IVRCL Limited is in the news for the last few weeks. And, an interesting situation is developing, where a hostile takeover is in the process of being enacted. Subhash Goel of the Zee Group has acquired 32,769,000 shares or 12.27 per cent through Asian Satellite Broadcast Pvt Ltd, while the promoter holding is at a low 11.18 per cent. The possibility of a hostile takeover is looming large, and things were moving in that direction till Goel, after making an offer to buy out the promoter at Rs 90 per share, stated he would not buy more shares from the market. Is that a way to cool things off or a final stand only time will tell, but the price has softened for now.
Why the interest in IVRCL? Essel Infraprojects, a Zee Group company, is also in the business of infrastructure and has an order book of Rs 25,000 crore with roughly Rs 7,500 crore being from road projects. The present backlog of order book that IVRCL has is Rs 25,500 crore. Combine this, and it becomes a massive Rs 50,000 crore-plus.

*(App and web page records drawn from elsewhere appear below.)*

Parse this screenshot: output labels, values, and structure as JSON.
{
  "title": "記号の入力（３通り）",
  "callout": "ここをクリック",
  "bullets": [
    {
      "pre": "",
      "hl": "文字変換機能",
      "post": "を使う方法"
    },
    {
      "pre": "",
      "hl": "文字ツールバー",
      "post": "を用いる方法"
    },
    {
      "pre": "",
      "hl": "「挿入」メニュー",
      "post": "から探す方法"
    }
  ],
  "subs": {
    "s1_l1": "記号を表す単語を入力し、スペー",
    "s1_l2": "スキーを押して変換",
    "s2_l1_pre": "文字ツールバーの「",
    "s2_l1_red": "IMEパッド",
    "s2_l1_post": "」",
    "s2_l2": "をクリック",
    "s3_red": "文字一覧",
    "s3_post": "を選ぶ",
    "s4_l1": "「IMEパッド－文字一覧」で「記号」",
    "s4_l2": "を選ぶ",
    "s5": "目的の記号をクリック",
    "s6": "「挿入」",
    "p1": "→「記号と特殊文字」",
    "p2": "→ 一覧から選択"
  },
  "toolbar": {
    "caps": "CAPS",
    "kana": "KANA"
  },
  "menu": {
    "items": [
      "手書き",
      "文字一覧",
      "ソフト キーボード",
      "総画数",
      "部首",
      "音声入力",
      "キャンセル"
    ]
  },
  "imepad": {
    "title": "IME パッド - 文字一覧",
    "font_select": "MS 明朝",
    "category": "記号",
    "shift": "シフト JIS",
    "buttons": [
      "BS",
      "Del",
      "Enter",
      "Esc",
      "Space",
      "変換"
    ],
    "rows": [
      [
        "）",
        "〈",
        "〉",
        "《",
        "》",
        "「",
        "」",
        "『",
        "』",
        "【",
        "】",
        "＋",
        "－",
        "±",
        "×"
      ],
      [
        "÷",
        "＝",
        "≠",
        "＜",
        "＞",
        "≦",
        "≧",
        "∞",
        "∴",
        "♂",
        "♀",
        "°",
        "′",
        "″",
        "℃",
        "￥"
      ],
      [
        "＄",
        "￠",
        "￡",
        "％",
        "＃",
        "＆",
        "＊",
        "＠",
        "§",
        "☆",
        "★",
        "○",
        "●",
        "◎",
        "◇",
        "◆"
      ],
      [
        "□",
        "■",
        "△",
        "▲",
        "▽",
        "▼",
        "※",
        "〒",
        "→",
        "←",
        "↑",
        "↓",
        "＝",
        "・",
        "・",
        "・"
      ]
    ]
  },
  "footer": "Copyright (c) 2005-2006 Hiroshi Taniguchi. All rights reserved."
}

Essel is currently cash-rich, and has strong cash flows from other businesses which can support future growth. IVRCL is overleveraged, and has therefore become vulnerable. Further, the promoter of IVRCL has not been able to increase his stake in the last eight years. By stepping into IVRCL, Essel gets an entry into Andhra Pradesh and then into Southern India, where Essel does not have any significant presence.
On the fundamental front, there has been an unexpected 50 basis point repo rate cut. This would lower interest rates sooner than later. Also, cement prices have begun to soften by Rs 300-400 per tonne, both of which are positive for the company and the infra space.
The performance of IVRCL has dropped significantly over the current year. Meanwhile, IVRCL has informed the stock exchanges that it has extended the current year ending March 2012, by three months. Now the company’s year-end would be June 2012 and results would be for the period of 15 months. This delays the AGM and gives more time to negotiate and resolve matters.
What makes this story interesting is that whenever there have been tussles where the present incumbent (promoter) does not have effective control, there is an opportunity for a hostile takeover.
In such cases, irrespective of the final outcome or settlement, investors who join the battle midway are seen to have benefitted. It is important that the holding of the incumbent should not be that of majority or near majority. An example: Great Offshore, where the promoter,Vijay Sheth, pledged his shares and had to transfer these to Bharati Shipyard when he was unable to pay the margin call. The holding of Sheth in the company was 15 per cent.
There was an open offer made by Bharati Shipyard, and then a hostile bid was made by ABG Shipyard as well. The open offer price was at Rs 344. This was revised to Rs 405 and then Rs 520 and finally Rs 590. The upward revision clearly resulted in benefit to shareholders from the third category, where they were neither the promoters or the intending acquirer.
The present shareholding pattern is evenly distributed between institutional investors who hold 42.52 per cent and non-institutional investors who hold 46.5 per cent. No battle for takeover gets over quickly and easily. There are many ups and downs and many near-misses. There are many games and strategies, which are employed in such takeovers.
As mentioned before, patient investors make money when there are two parties involved in a battle that does become ‘dirty’ at some point in time. Institutional investors will support or offer their shares to the highest bidder. Future growth prospects will get their vote. At the end of the day, they are also investors and need to make money. The only call they have to take is whether it is in their interest to cash out or stay invested. In such a scenario, I believe investors who have patience and are willing to weather denials, counter-denials and plenty of market upheavals will make money. The promoter, in this case, does not appear to have the wherewithal to sustain a hostile takeover. It would be upon the aggressor who has the money to decide as to how far he is willing to go for the takeover. There would be interesting days ahead for all investors.
article appeared in business standard on friday the 20th April